From his book Irreligion.
It is unfortunate that almost anything you get out of an egg is either half-witted or liable to take your leg off at the knee. I draw the line at an alligator. As Dorothy Parker's cleaner said on finding one in the bath: "I cannot work in a house where there are alligators. I would have told you this before but I didn't suppose the question would ever come up."
Nancy Banks-Smith writing in The Guardian.
"Ducking for apples"; there but for a typographical error, was the story of (her) life. Not
Nancy, I hasten to add, but Dorothy Parker. (My most recent Dorothy Parkerism, sounding very Ogden Nash-ish,
is A little coitus, won't hoitus also in The Guardian, 29 January 2005.)

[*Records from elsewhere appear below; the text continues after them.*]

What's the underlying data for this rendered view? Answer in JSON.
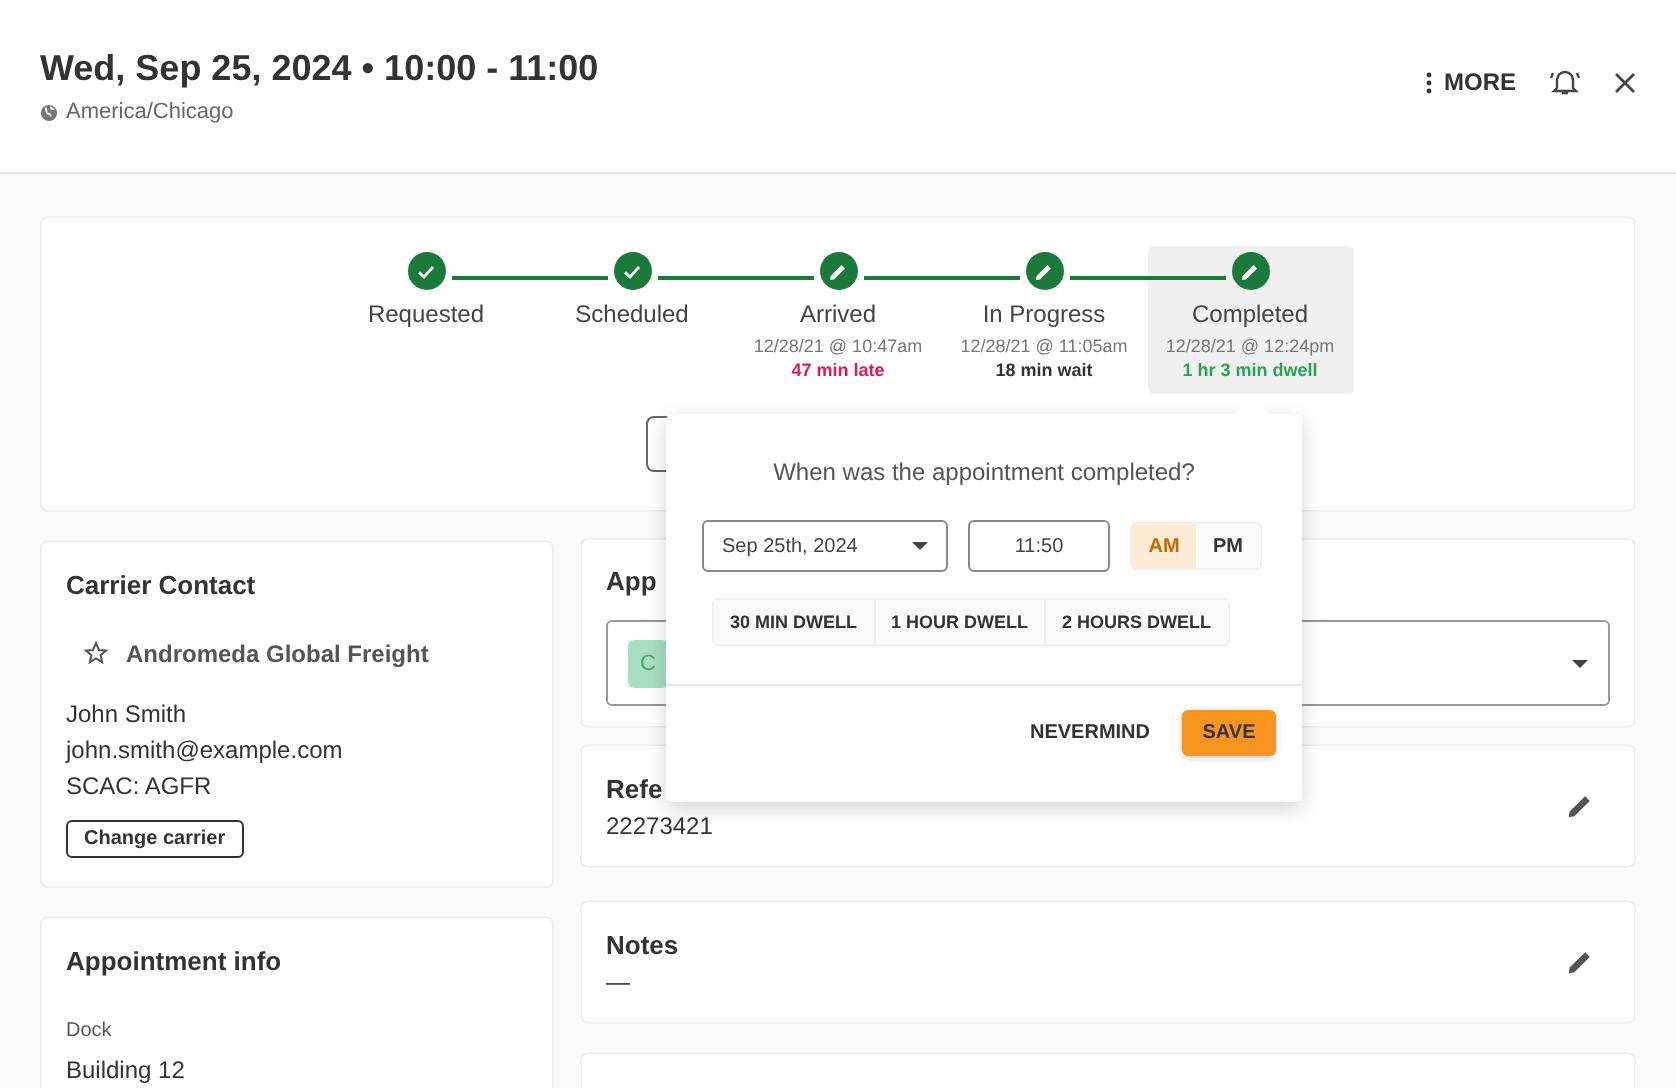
{
  "header": {
    "title": "Wed, Sep 25, 2024 • 10:00 - 11:00",
    "timezone": "America/Chicago",
    "more_label": "MORE"
  },
  "steps": [
    {
      "label": "Requested",
      "kind": "confirmed",
      "selected": false
    },
    {
      "label": "Scheduled",
      "kind": "confirmed",
      "selected": false
    },
    {
      "label": "Arrived",
      "kind": "editable",
      "time": "12/28/21 @ 10:47am",
      "note": "47 min late",
      "color": "#e0185f",
      "selected": false
    },
    {
      "label": "In Progress",
      "kind": "editable",
      "time": "12/28/21 @ 11:05am",
      "note": "18 min wait",
      "color": "#333333",
      "selected": false
    },
    {
      "label": "Completed",
      "kind": "editable",
      "time": "12/28/21 @ 12:24pm",
      "note": "1 hr 3 min dwell",
      "color": "#2aa356",
      "selected": true
    }
  ],
  "carrier": {
    "title": "Carrier Contact",
    "company": "Andromeda Global Freight",
    "lines": [
      "John Smith",
      "john.smith@example.com",
      "SCAC: AGFR"
    ],
    "button": "Change carrier"
  },
  "appointment_info": {
    "title": "Appointment info",
    "field_label": "Dock",
    "field_value": "Building 12"
  },
  "status_card": {
    "title": "App",
    "chip": "C"
  },
  "reference_card": {
    "title": "Refe",
    "value": "22273421"
  },
  "notes_card": {
    "title": "Notes",
    "value": "—"
  },
  "popover": {
    "question": "When was the appointment completed?",
    "date": "Sep 25th, 2024",
    "time": "11:50",
    "meridiem": [
      {
        "label": "AM",
        "selected": true
      },
      {
        "label": "PM",
        "selected": false
      }
    ],
    "dwell_buttons": [
      "30 MIN DWELL",
      "1 HOUR DWELL",
      "2 HOURS DWELL"
    ],
    "cancel": "NEVERMIND",
    "save": "SAVE"
  }
}
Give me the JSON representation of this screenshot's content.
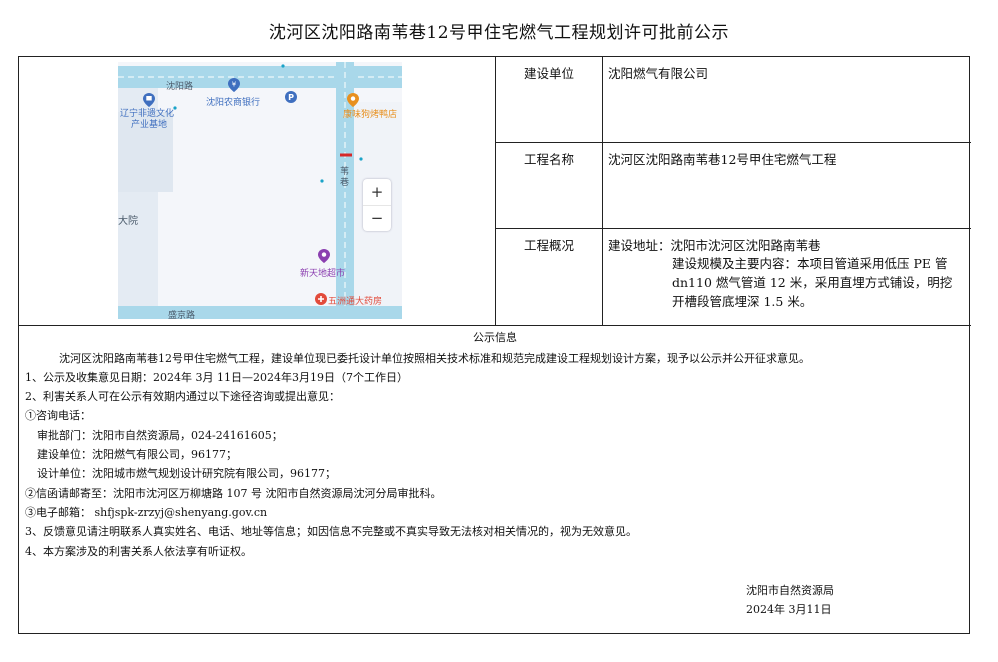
{
  "title": "沈河区沈阳路南苇巷12号甲住宅燃气工程规划许可批前公示",
  "map": {
    "labels": {
      "road_top": "沈阳路",
      "library": "辽宁非遗文化",
      "library2": "产业基地",
      "bank": "沈阳农商银行",
      "restaurant": "康味狗烤鸭店",
      "alley": "苇",
      "alley2": "巷",
      "dayuan": "大院",
      "supermarket": "新天地超市",
      "pharmacy": "五洲通大药房",
      "road_bottom": "盛京路"
    },
    "zoom_in": "+",
    "zoom_out": "−",
    "icons": [
      "library-pin-icon",
      "bank-pin-icon",
      "parking-icon",
      "restaurant-pin-icon",
      "supermarket-pin-icon",
      "pharmacy-pin-icon"
    ]
  },
  "rows": {
    "unit": {
      "label": "建设单位",
      "value": "沈阳燃气有限公司"
    },
    "name": {
      "label": "工程名称",
      "value": "沈河区沈阳路南苇巷12号甲住宅燃气工程"
    },
    "overview": {
      "label": "工程概况",
      "address": "建设地址：沈阳市沈河区沈阳路南苇巷",
      "scope1": "建设规模及主要内容：本项目管道采用低压 PE 管",
      "scope2": "dn110 燃气管道 12 米，采用直埋方式铺设，明挖",
      "scope3": "开槽段管底埋深 1.5 米。"
    }
  },
  "notice": {
    "header": "公示信息",
    "intro": "沈河区沈阳路南苇巷12号甲住宅燃气工程，建设单位现已委托设计单位按照相关技术标准和规范完成建设工程规划设计方案，现予以公示并公开征求意见。",
    "item1": "1、公示及收集意见日期：2024年  3月  11日—2024年3月19日（7个工作日）",
    "item2": "2、利害关系人可在公示有效期内通过以下途径咨询或提出意见：",
    "phone_head": "①咨询电话：",
    "phone1": "审批部门：沈阳市自然资源局，024-24161605；",
    "phone2": "建设单位：沈阳燃气有限公司，96177；",
    "phone3": "设计单位：沈阳城市燃气规划设计研究院有限公司，96177；",
    "mail": "②信函请邮寄至：沈阳市沈河区万柳塘路 107 号 沈阳市自然资源局沈河分局审批科。",
    "email": "③电子邮箱： shfjspk-zrzyj@shenyang.gov.cn",
    "item3": "3、反馈意见请注明联系人真实姓名、电话、地址等信息；如因信息不完整或不真实导致无法核对相关情况的，视为无效意见。",
    "item4": "4、本方案涉及的利害关系人依法享有听证权。",
    "issuer": "沈阳市自然资源局",
    "date": "2024年  3月11日"
  },
  "colors": {
    "road": "#9fd3e6",
    "road_edge": "#6fb8d6",
    "building": "#e6edf5",
    "pin_blue": "#3f6fbf",
    "pin_purple": "#8b3fb0",
    "pin_red": "#e24b3b",
    "restaurant_text": "#e8901f"
  }
}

Ahem. I have just (August 2005) been — I hope — reliably informed that the alligator quote came, not from Dorothy Parker, but from Tallulah Bankhead's cleaning woman. Mind you, Ms. Bankhead was equally outrageous...
Proposing that Jane Austen was a lesbian or Sophocles a cross-dresser is one way for those who have nothing especially stunning to say about irony or tragic fate to muscle in on the literary scene. It is rather like being praised as an eminent geographer for finding your way to the bathroom.

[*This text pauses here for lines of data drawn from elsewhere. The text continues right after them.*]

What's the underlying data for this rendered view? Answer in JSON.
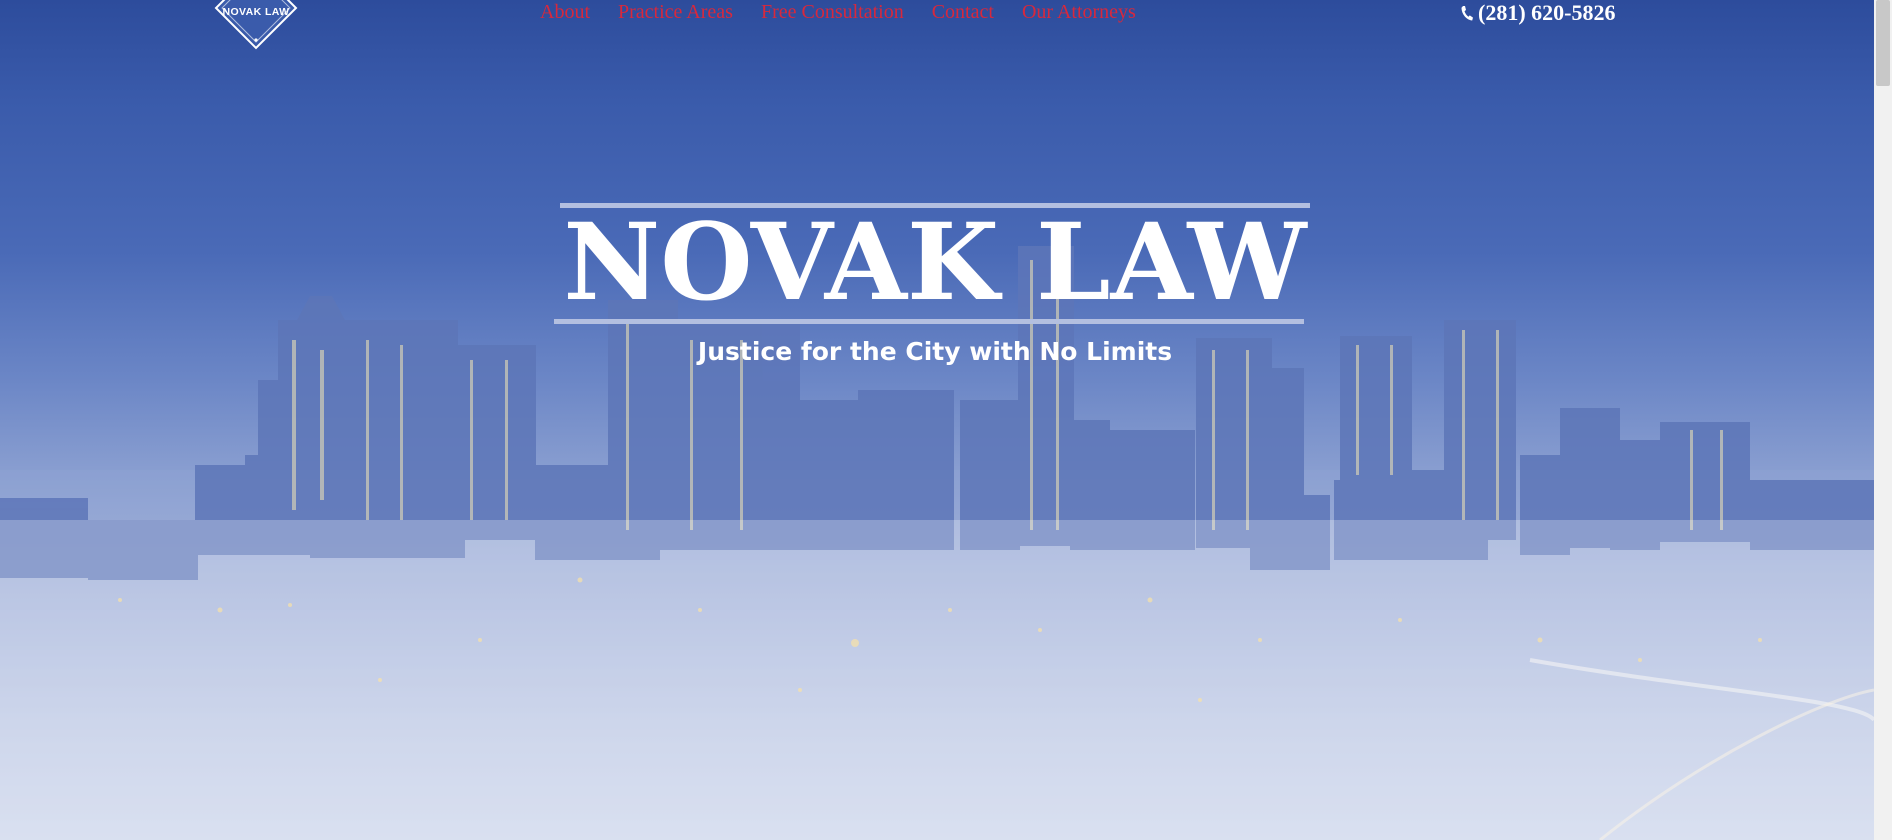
{
  "header": {
    "logo_text": "NOVAK LAW",
    "nav": [
      {
        "label": "About"
      },
      {
        "label": "Practice Areas"
      },
      {
        "label": "Free Consultation"
      },
      {
        "label": "Contact"
      },
      {
        "label": "Our Attorneys"
      }
    ],
    "phone": "(281) 620-5826"
  },
  "hero": {
    "title": "NOVAK LAW",
    "tagline": "Justice for the City with No Limits"
  },
  "colors": {
    "nav_link": "#d8283c",
    "sky_top": "#2d4c9c",
    "title_text": "#ffffff"
  }
}
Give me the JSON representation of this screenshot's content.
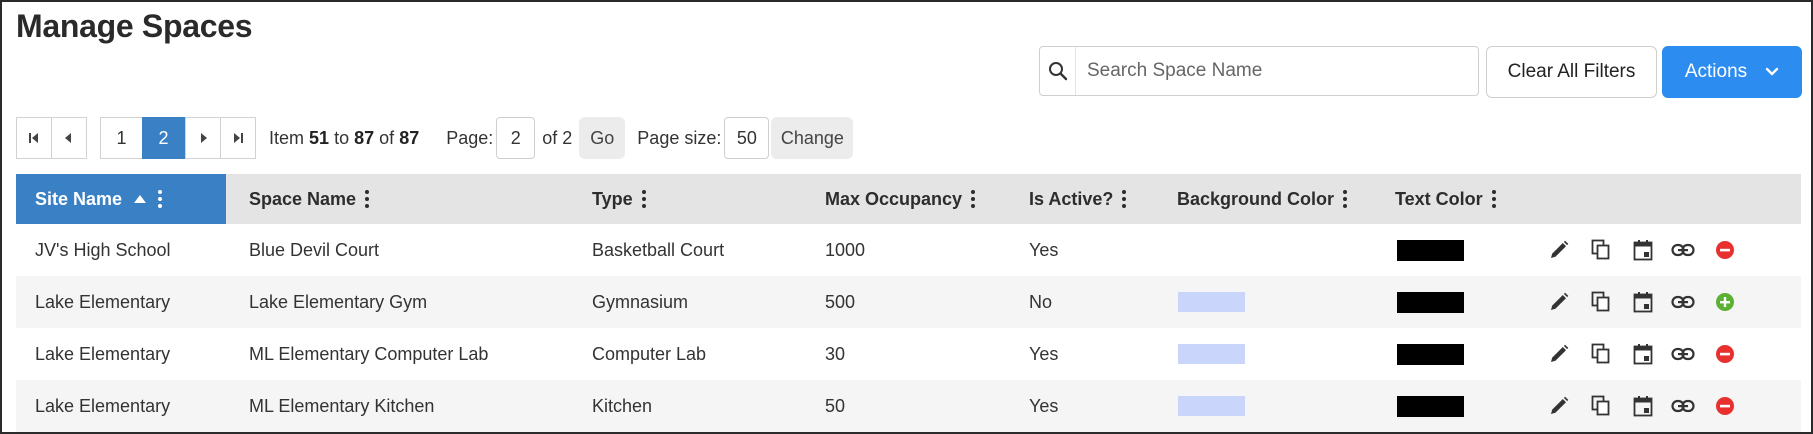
{
  "page": {
    "title": "Manage Spaces"
  },
  "toolbar": {
    "search_placeholder": "Search Space Name",
    "search_value": "",
    "search_icon": "search-icon",
    "clear_label": "Clear All Filters",
    "actions_label": "Actions",
    "actions_icon": "chevron-down-icon"
  },
  "colors": {
    "accent": "#2d8cf0",
    "header_sorted": "#3a80c4",
    "active_page": "#3a80c4",
    "header_bg": "#e4e4e4",
    "row_alt": "#f5f5f5",
    "deactivate": "#e8302e",
    "activate": "#5cb133"
  },
  "pager": {
    "pages": [
      "1",
      "2"
    ],
    "current_page": "2",
    "item_label": "Item",
    "item_start": "51",
    "to_label": "to",
    "item_end": "87",
    "of_label": "of",
    "item_total": "87",
    "page_label": "Page:",
    "page_value": "2",
    "of_pages": "of 2",
    "go_label": "Go",
    "page_size_label": "Page size:",
    "page_size_value": "50",
    "change_label": "Change"
  },
  "table": {
    "columns": [
      {
        "label": "Site Name",
        "sorted": "asc"
      },
      {
        "label": "Space Name"
      },
      {
        "label": "Type"
      },
      {
        "label": "Max Occupancy"
      },
      {
        "label": "Is Active?"
      },
      {
        "label": "Background Color"
      },
      {
        "label": "Text Color"
      }
    ],
    "rows": [
      {
        "site": "JV's High School",
        "space": "Blue Devil Court",
        "type": "Basketball Court",
        "max": "1000",
        "active": "Yes",
        "bg_color": "",
        "text_color": "#000000",
        "toggle": "deactivate"
      },
      {
        "site": "Lake Elementary",
        "space": "Lake Elementary Gym",
        "type": "Gymnasium",
        "max": "500",
        "active": "No",
        "bg_color": "#c9d5fb",
        "text_color": "#000000",
        "toggle": "activate"
      },
      {
        "site": "Lake Elementary",
        "space": "ML Elementary Computer Lab",
        "type": "Computer Lab",
        "max": "30",
        "active": "Yes",
        "bg_color": "#c9d5fb",
        "text_color": "#000000",
        "toggle": "deactivate"
      },
      {
        "site": "Lake Elementary",
        "space": "ML Elementary Kitchen",
        "type": "Kitchen",
        "max": "50",
        "active": "Yes",
        "bg_color": "#c9d5fb",
        "text_color": "#000000",
        "toggle": "deactivate"
      }
    ],
    "row_actions": [
      "edit-icon",
      "copy-icon",
      "calendar-icon",
      "link-icon"
    ]
  }
}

Quoted by Bryan Appleyard in The Sunday Times, 19 November 2006
Whenever a massacre of Armenians is reported from Asia Minor, everyone assumes that it has been carried out 'under orders' from somewhere or other; no one seems to think that there are people who might like to kill their neighbours now and then.

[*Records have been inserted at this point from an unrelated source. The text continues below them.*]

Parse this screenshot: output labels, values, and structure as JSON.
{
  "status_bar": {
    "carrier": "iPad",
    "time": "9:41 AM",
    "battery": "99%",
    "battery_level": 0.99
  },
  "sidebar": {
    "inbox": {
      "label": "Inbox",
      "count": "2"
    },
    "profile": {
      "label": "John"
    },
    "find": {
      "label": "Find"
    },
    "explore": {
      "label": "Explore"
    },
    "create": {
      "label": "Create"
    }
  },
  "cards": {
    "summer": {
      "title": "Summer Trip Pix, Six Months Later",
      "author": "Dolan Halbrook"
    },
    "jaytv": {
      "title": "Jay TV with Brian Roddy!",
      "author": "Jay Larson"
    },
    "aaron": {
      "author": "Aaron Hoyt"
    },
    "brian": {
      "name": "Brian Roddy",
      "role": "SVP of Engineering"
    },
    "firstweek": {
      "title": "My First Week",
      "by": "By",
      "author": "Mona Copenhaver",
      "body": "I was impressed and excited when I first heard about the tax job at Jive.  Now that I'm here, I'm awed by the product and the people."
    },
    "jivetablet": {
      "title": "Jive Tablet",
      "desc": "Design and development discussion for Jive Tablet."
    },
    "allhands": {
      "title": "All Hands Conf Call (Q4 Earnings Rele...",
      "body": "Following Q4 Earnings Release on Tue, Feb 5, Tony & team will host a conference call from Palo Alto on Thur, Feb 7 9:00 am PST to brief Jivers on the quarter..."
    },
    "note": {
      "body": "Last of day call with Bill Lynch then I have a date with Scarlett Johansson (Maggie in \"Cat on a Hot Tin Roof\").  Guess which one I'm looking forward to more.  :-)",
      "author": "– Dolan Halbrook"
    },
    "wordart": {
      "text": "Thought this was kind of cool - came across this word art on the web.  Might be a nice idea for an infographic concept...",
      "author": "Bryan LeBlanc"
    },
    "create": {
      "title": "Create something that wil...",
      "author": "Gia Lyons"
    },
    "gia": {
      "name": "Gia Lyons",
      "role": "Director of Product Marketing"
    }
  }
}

Filboid Studge — a story by Saki (Hector Hugh Munro), the cousin of Dornford Yates, and a marvellous writer.
The statesmen of the world who boast and threaten that they have Doomsday weapons are far more dangerous, and far more estranged from 'reality', than many of the people on whom the label 'psychotic' is affixed.
Writing in The Divided Self. Now where did I put my copy of Knots?
It's inconceivable that 180 million Americans could agree on anything nowadays, let alone on what entertains them. That's why individual entertainment units have become essential personal accessories, along with tiny phones for our tiny conversations, little cameras and computers, and a portable water supply. (When archaeologists come to sift the dust of our lapsed civilization several millennia hence, will they credit our worship of personal hydration?)
Writing in The Wilson Quarterly.
'Reeling and Writhing, of course, to begin with,' the Mock Turtle replied; 'and then the different branches of Arithmetic — Ambition, Distraction, Uglification, and Derision.'
Writing in Alice's Adventures in Wonderland. Similar, surely, to that dimly-remembered underwater academy in Charles Kingsley's Water Babies?
A cow and calf are cut in half
And placed in separate cases.
To call it art, however smart,
Casts doubt on art's whole basis.
Writing a review called The Eclipse of Art. It brings to mind Damien Hirst, perhaps, and a faint aroma of performing formaldehyde?